Feldspar is derived from the German Feld (field) and Spat (a rock that does not contain ore).
Solid solutions between K-feldspar and albite are called alkali feldspar.
Feldspar is the name of a group of rock-forming minerals that make up as much as 60 percent of the Earth's crust.
Feldspars crystallize from magma in both intrusive and extrusive rocks, and they can also occur as compact minerals, as veins, and are also present in many types of metamorphic rock.
Diffusion, however, is much slower than in alkali feldspar, and the resulting two-feldspar intergrowths typically are too fine-grained to be visible with optical microscopes.
Perthite is a typical texture in alkali feldspar, due to exsolution of contrasting alkali feldspar compositions during cooling of an intermediate composition.
The perthitic textures in the alkali feldspars of many granites are coarse enough to be visible to the naked eye.

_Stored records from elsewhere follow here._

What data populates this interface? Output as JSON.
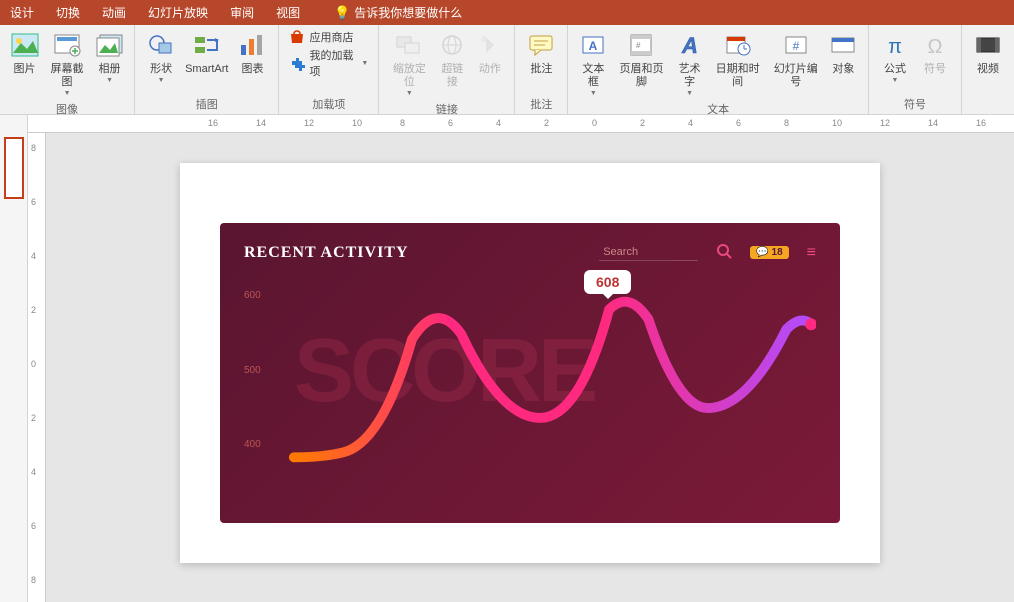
{
  "tabs": {
    "design": "设计",
    "transitions": "切换",
    "animations": "动画",
    "slideshow": "幻灯片放映",
    "review": "审阅",
    "view": "视图",
    "tell_me": "告诉我你想要做什么"
  },
  "ribbon": {
    "images": {
      "pictures": "图片",
      "screenshot": "屏幕截图",
      "album": "相册",
      "group_label": "图像"
    },
    "illustrations": {
      "shapes": "形状",
      "smartart": "SmartArt",
      "chart": "图表",
      "group_label": "插图"
    },
    "addins": {
      "store": "应用商店",
      "my_addins": "我的加载项",
      "group_label": "加载项"
    },
    "links": {
      "zoom": "缩放定位",
      "hyperlink": "超链接",
      "action": "动作",
      "group_label": "链接"
    },
    "comments": {
      "comment": "批注",
      "group_label": "批注"
    },
    "text": {
      "textbox": "文本框",
      "header_footer": "页眉和页脚",
      "wordart": "艺术字",
      "date_time": "日期和时间",
      "slide_number": "幻灯片编号",
      "object": "对象",
      "group_label": "文本"
    },
    "symbols": {
      "equation": "公式",
      "symbol": "符号",
      "group_label": "符号"
    },
    "media": {
      "video": "视频"
    }
  },
  "ruler": {
    "h_ticks": [
      "16",
      "14",
      "12",
      "10",
      "8",
      "6",
      "4",
      "2",
      "0",
      "2",
      "4",
      "6",
      "8",
      "10",
      "12",
      "14",
      "16"
    ],
    "v_ticks": [
      "8",
      "6",
      "4",
      "2",
      "0",
      "2",
      "4",
      "6",
      "8"
    ]
  },
  "dashboard": {
    "title": "RECENT ACTIVITY",
    "search_placeholder": "Search",
    "notification_count": "18",
    "tooltip_value": "608",
    "background_text": "SCORE",
    "y_axis": [
      "600",
      "500",
      "400"
    ]
  },
  "chart_data": {
    "type": "line",
    "title": "RECENT ACTIVITY",
    "ylabel": "",
    "xlabel": "",
    "ylim": [
      400,
      650
    ],
    "y_ticks": [
      400,
      500,
      600
    ],
    "highlighted_value": 608,
    "values": [
      400,
      410,
      420,
      560,
      570,
      470,
      460,
      608,
      500,
      460,
      500,
      580
    ]
  }
}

Sanidine (monoclinic), orthoclase, and microcline (triclinic) refer to polymorphs of K-feldspar.
The play of colors visible in some feldspar of labradorite composition is due to very fine-grained exsolution lamellae.
The immiscibility gaps in the plagioclase solid solution are complex, compared to the gap in the alkali feldspars.
Intermediate compositions of plagioclase feldspar also may produce two feldspars of contrasting composition during cooling.
Feldspars are also found in many types of sedimentary rock.